|International Classification||C08L23/04, C08L81/00, C08L23/06, C08K7/04, C08L23/00, C08L81/02, C08K3/26, C08L101/00|
|Cooperative Classification||C08L23/04, C08K7/04, C08L81/02, C08L23/06|
|European Classification||C08L81/02, C08K7/04|
|Apr 16, 1984||AS||Assignment|
Owner name: PHILLIPS PETROLEUM COMPANY, A CORP OF DE
Free format text: ASSIGNMENT OF ASSIGNORS INTEREST.;ASSIGNOR:WRIGHT, ROY F.;REEL/FRAME:004250/0465
Effective date: 19840411
|Apr 8, 1986||CC||Certificate of correction|
|Nov 4, 1988||FPAY||Fee payment|
Year of fee payment: 4
|Jan 11, 1993||FPAY||Fee payment|

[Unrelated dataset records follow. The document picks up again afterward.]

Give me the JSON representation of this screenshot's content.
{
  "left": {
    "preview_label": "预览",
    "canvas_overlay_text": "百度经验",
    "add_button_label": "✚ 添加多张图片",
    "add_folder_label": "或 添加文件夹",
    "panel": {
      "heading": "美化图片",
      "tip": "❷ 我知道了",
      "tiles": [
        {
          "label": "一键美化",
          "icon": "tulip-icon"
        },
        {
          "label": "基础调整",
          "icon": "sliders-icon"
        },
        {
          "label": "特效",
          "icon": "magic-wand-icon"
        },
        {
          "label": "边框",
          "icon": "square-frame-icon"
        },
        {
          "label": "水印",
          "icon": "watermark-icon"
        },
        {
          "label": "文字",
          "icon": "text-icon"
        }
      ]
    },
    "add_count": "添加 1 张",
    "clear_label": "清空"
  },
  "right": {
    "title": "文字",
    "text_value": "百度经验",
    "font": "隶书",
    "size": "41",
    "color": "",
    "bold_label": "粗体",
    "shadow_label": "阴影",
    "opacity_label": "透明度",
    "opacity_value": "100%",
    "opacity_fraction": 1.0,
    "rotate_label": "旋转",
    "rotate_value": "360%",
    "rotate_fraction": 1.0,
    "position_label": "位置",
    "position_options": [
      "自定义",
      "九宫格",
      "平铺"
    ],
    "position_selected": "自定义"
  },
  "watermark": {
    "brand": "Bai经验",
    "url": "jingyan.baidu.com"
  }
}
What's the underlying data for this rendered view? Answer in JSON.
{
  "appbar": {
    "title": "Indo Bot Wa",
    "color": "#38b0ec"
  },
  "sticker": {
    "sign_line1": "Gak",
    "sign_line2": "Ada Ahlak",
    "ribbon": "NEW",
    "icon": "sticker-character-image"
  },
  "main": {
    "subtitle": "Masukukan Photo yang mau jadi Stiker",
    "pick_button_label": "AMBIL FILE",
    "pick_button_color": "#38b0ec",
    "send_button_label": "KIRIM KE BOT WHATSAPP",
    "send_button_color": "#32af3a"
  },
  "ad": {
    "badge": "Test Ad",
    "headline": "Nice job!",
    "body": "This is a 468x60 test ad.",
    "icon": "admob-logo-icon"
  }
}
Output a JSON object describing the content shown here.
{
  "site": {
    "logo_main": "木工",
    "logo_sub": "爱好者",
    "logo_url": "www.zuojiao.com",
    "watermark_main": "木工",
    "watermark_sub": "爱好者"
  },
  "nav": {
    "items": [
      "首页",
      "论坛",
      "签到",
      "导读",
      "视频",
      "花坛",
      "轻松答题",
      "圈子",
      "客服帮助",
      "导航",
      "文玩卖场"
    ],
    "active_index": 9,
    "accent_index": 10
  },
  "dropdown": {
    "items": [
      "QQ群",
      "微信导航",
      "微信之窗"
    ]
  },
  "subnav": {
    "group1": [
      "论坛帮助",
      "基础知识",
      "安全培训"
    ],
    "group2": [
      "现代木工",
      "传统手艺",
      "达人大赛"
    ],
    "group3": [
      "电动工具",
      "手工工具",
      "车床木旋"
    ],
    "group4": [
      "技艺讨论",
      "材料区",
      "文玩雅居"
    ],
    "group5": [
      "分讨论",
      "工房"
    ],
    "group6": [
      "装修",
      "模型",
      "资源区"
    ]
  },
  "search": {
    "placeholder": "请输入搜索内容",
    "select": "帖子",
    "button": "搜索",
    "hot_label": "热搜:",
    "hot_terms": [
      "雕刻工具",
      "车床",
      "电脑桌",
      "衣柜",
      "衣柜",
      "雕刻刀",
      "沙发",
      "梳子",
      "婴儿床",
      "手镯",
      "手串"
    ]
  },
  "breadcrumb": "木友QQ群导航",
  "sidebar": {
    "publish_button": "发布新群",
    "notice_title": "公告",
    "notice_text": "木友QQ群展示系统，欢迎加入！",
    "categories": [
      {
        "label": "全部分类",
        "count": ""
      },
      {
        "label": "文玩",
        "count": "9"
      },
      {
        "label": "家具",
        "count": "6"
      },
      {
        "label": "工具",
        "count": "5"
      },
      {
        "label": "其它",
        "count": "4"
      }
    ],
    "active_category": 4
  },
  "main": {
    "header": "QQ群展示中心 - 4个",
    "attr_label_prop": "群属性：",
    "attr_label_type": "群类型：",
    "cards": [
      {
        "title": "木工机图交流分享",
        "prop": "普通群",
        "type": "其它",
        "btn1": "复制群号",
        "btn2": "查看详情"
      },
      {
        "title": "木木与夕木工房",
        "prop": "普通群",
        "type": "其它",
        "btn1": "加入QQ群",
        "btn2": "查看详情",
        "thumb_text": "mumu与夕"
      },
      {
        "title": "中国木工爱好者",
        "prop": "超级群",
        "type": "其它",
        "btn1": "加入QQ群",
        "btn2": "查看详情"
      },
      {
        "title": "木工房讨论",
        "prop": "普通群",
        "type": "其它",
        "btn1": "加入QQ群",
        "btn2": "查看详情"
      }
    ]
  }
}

Year of fee payment: 8
|Mar 21, 1997||FPAY||Fee payment|
Year of fee payment: 12